The L-shaped walls are hollow inside. They are formed by two external faces with a thickness of 30 cm. The width of the hollowing is 130 cm where the walls intersect, and 30 cm at the end of the walls.

The two faces are joined by means of connections arranged at regular intervals in plan, with each wall forming a whole that is very rigid, and thus capable of offering a good reaction to wind stresses.

The most special point of the structure of the Caixa-Forum building in Zaragoza is, however, the two cubic blocks for the museum exhibition, which, sited in the southeast and northwest quadrants, intersect in the central area of each storey. Their steel structures, in both cases designed as a large cantilever volume, cause observers some concern as a result of the powerful floating image of both cubes, on the one hand, and the apparent lack of a balancing counterweight, on the other.

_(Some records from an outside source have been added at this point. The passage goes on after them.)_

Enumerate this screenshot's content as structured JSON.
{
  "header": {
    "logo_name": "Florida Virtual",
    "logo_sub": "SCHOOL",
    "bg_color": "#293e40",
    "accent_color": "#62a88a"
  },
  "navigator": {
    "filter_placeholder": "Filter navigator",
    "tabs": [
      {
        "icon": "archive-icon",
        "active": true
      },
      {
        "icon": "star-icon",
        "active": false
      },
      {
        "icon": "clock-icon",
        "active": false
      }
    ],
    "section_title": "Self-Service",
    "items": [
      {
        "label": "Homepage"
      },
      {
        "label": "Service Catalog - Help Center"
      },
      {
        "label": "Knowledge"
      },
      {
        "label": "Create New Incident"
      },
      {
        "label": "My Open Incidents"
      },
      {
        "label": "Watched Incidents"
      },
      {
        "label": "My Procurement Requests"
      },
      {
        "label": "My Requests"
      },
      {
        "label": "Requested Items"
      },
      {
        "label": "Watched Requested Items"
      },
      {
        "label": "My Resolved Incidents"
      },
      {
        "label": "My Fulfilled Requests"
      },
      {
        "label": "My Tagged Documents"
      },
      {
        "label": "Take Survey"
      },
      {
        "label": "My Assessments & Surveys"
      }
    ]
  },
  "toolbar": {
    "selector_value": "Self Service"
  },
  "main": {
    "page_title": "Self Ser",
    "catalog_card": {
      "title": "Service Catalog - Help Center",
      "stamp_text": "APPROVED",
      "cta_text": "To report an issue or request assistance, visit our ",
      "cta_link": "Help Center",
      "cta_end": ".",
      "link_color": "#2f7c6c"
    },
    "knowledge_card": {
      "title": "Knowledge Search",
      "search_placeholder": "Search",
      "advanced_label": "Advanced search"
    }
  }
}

What is the key aspect for deciphering this special and daring volumetric composition without having to make use of vertical supports at the end vertices of the two large cubes? The explanation lies in the two trusses on each side (one on a higher level than the other), which, starting out embedded in the vertical M edge of each L-shaped wall, define the two façades of each volume, apparently working as a cantilever supporting the majority of the cube they belong to. This is not the case, since these trusses are resting on the ends of truss girders VA and VB (orthogonal to each other and supported by the oval column) and on the end of truss girder VD, which has a diagonal alignment, at 45°, crossing the entire storey, supported by the two central columns and between them joining the two vertices of the large cantilevers, although at a different level.

Consequently, the presence of these trusses VA, VB and VD, which actually leave the oval column as a cantilever, is the key aspect for interpreting this structure. Together these façade trusses define the basic frame which receives all the internal purlins. The large diagonal truss VD is arranged, as shown in the cross-section, as a Warren truss with a height which, to adapt to the definitive form of the volume, varies between 5 metres at the end and 9 metres at the highest point. A structural floor cuts it at mid height in the central area of the building.

To finish describing this structure, we need to mention the vertical elements which close the façade of the large museum cubes. Coinciding with the ends of the main structural elements, these vertical members join the two structures (the top with the bottom one) so that, besides providing support for the façade substructure, they make it possible for the overall movements of both levels to be compatible.

Print edition ISSN: 2341-0531 / Digital edition ISSN: 2387-0346. Copyright © 2016 ZARCH. All Rights Reserved